THE DATA:
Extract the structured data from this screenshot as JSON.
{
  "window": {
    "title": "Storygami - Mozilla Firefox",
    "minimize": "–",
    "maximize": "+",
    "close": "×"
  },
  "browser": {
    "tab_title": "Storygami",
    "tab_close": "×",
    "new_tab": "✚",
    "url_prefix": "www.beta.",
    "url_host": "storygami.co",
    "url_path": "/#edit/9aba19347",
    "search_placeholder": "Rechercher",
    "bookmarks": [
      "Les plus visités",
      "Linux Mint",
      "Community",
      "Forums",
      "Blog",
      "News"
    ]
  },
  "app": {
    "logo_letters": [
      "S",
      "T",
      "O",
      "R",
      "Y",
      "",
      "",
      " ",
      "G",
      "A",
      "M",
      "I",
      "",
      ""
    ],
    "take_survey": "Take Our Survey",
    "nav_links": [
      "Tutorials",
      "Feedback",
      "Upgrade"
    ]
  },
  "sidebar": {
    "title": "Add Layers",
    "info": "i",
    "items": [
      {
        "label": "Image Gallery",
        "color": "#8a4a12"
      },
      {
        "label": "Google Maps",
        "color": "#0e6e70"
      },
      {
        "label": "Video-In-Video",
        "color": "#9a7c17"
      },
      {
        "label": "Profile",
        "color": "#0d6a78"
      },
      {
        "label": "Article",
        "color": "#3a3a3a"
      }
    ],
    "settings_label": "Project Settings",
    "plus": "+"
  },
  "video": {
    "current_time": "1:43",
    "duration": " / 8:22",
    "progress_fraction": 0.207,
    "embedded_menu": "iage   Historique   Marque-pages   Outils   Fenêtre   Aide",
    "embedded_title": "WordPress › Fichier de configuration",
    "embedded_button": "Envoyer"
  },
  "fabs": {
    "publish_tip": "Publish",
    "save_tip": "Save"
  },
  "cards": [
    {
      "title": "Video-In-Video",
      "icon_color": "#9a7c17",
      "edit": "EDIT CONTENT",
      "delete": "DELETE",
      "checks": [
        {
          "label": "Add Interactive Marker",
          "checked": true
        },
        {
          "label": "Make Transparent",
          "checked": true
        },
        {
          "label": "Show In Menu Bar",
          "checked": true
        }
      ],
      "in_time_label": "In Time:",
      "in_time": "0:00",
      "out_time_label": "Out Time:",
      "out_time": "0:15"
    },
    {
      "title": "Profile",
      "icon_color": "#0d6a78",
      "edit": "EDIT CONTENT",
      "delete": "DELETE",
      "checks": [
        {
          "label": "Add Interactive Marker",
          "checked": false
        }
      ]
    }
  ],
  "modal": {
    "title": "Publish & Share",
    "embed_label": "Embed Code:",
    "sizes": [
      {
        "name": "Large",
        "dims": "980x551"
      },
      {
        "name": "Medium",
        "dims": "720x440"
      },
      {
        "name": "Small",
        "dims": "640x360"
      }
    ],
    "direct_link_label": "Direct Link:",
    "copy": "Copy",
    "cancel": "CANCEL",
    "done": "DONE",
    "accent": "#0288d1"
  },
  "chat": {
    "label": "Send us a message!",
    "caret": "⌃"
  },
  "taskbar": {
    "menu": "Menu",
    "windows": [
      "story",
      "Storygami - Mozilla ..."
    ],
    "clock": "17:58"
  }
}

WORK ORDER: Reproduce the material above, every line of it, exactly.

ANSWER BOX:
Extract the structured data from this screenshot as JSON.
{
  "window": {
    "title": "Storygami - Mozilla Firefox",
    "minimize": "–",
    "maximize": "+",
    "close": "×"
  },
  "browser": {
    "tab_title": "Storygami",
    "tab_close": "×",
    "new_tab": "✚",
    "url_prefix": "www.beta.",
    "url_host": "storygami.co",
    "url_path": "/#edit/9aba19347",
    "search_placeholder": "Rechercher",
    "bookmarks": [
      "Les plus visités",
      "Linux Mint",
      "Community",
      "Forums",
      "Blog",
      "News"
    ]
  },
  "app": {
    "logo_letters": [
      "S",
      "T",
      "O",
      "R",
      "Y",
      "",
      "",
      " ",
      "G",
      "A",
      "M",
      "I",
      "",
      ""
    ],
    "take_survey": "Take Our Survey",
    "nav_links": [
      "Tutorials",
      "Feedback",
      "Upgrade"
    ]
  },
  "sidebar": {
    "title": "Add Layers",
    "info": "i",
    "items": [
      {
        "label": "Image Gallery",
        "color": "#8a4a12"
      },
      {
        "label": "Google Maps",
        "color": "#0e6e70"
      },
      {
        "label": "Video-In-Video",
        "color": "#9a7c17"
      },
      {
        "label": "Profile",
        "color": "#0d6a78"
      },
      {
        "label": "Article",
        "color": "#3a3a3a"
      }
    ],
    "settings_label": "Project Settings",
    "plus": "+"
  },
  "video": {
    "current_time": "1:43",
    "duration": " / 8:22",
    "progress_fraction": 0.207,
    "embedded_menu": "iage   Historique   Marque-pages   Outils   Fenêtre   Aide",
    "embedded_title": "WordPress › Fichier de configuration",
    "embedded_button": "Envoyer"
  },
  "fabs": {
    "publish_tip": "Publish",
    "save_tip": "Save"
  },
  "cards": [
    {
      "title": "Video-In-Video",
      "icon_color": "#9a7c17",
      "edit": "EDIT CONTENT",
      "delete": "DELETE",
      "checks": [
        {
          "label": "Add Interactive Marker",
          "checked": true
        },
        {
          "label": "Make Transparent",
          "checked": true
        },
        {
          "label": "Show In Menu Bar",
          "checked": true
        }
      ],
      "in_time_label": "In Time:",
      "in_time": "0:00",
      "out_time_label": "Out Time:",
      "out_time": "0:15"
    },
    {
      "title": "Profile",
      "icon_color": "#0d6a78",
      "edit": "EDIT CONTENT",
      "delete": "DELETE",
      "checks": [
        {
          "label": "Add Interactive Marker",
          "checked": false
        }
      ]
    }
  ],
  "modal": {
    "title": "Publish & Share",
    "embed_label": "Embed Code:",
    "sizes": [
      {
        "name": "Large",
        "dims": "980x551"
      },
      {
        "name": "Medium",
        "dims": "720x440"
      },
      {
        "name": "Small",
        "dims": "640x360"
      }
    ],
    "direct_link_label": "Direct Link:",
    "copy": "Copy",
    "cancel": "CANCEL",
    "done": "DONE",
    "accent": "#0288d1"
  },
  "chat": {
    "label": "Send us a message!",
    "caret": "⌃"
  },
  "taskbar": {
    "menu": "Menu",
    "windows": [
      "story",
      "Storygami - Mozilla ..."
    ],
    "clock": "17:58"
  }
}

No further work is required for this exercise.